Look through the records and copy each line that has "Monday" in it.

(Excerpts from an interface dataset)

= Beginning of Section =

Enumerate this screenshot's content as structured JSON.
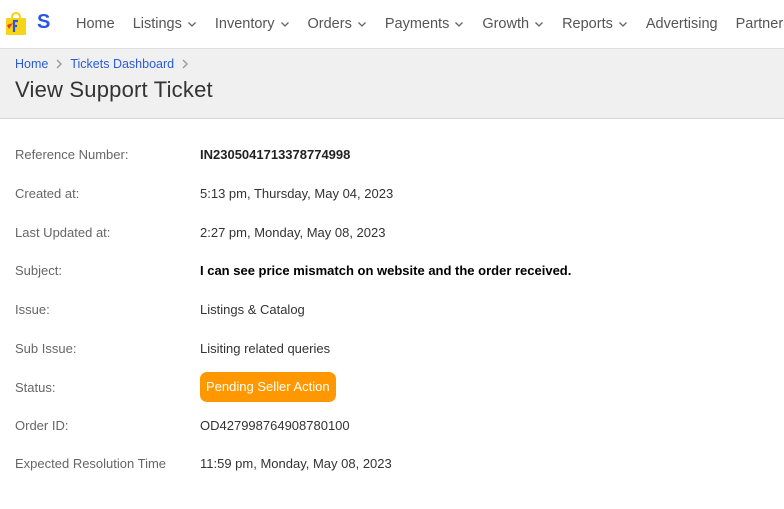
{
  "brand": {
    "logo_letter": "S",
    "logo_colors": {
      "bag": "#f7d417",
      "arrow": "#2a55e5"
    }
  },
  "nav": {
    "items": [
      {
        "label": "Home",
        "dropdown": false
      },
      {
        "label": "Listings",
        "dropdown": true
      },
      {
        "label": "Inventory",
        "dropdown": true
      },
      {
        "label": "Orders",
        "dropdown": true
      },
      {
        "label": "Payments",
        "dropdown": true
      },
      {
        "label": "Growth",
        "dropdown": true
      },
      {
        "label": "Reports",
        "dropdown": true
      },
      {
        "label": "Advertising",
        "dropdown": false
      },
      {
        "label": "Partner",
        "dropdown": false
      }
    ]
  },
  "breadcrumb": {
    "items": [
      "Home",
      "Tickets Dashboard"
    ]
  },
  "page": {
    "title": "View Support Ticket"
  },
  "ticket": {
    "fields": [
      {
        "label": "Reference Number:",
        "value": "IN2305041713378774998",
        "style": "bold"
      },
      {
        "label": "Created at:",
        "value": "5:13 pm, Thursday, May 04, 2023",
        "style": "normal"
      },
      {
        "label": "Last Updated at:",
        "value": "2:27 pm, Monday, May 08, 2023",
        "style": "normal"
      },
      {
        "label": "Subject:",
        "value": "I can see price mismatch on website and the order received.",
        "style": "strong"
      },
      {
        "label": "Issue:",
        "value": "Listings & Catalog",
        "style": "normal"
      },
      {
        "label": "Sub Issue:",
        "value": "Lisiting related queries",
        "style": "normal"
      },
      {
        "label": "Status:",
        "value": "Pending Seller Action",
        "style": "badge"
      },
      {
        "label": "Order ID:",
        "value": "OD427998764908780100",
        "style": "normal"
      },
      {
        "label": "Expected Resolution Time",
        "value": "11:59 pm, Monday, May 08, 2023",
        "style": "normal"
      }
    ]
  },
  "colors": {
    "status_badge": "#ff9800",
    "link": "#2a5bd7",
    "header_band": "#f0f0f0"
  }
}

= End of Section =

__Solution to the exercise__:
        "value": "2:27 pm, Monday, May 08, 2023",
        "value": "11:59 pm, Monday, May 08, 2023",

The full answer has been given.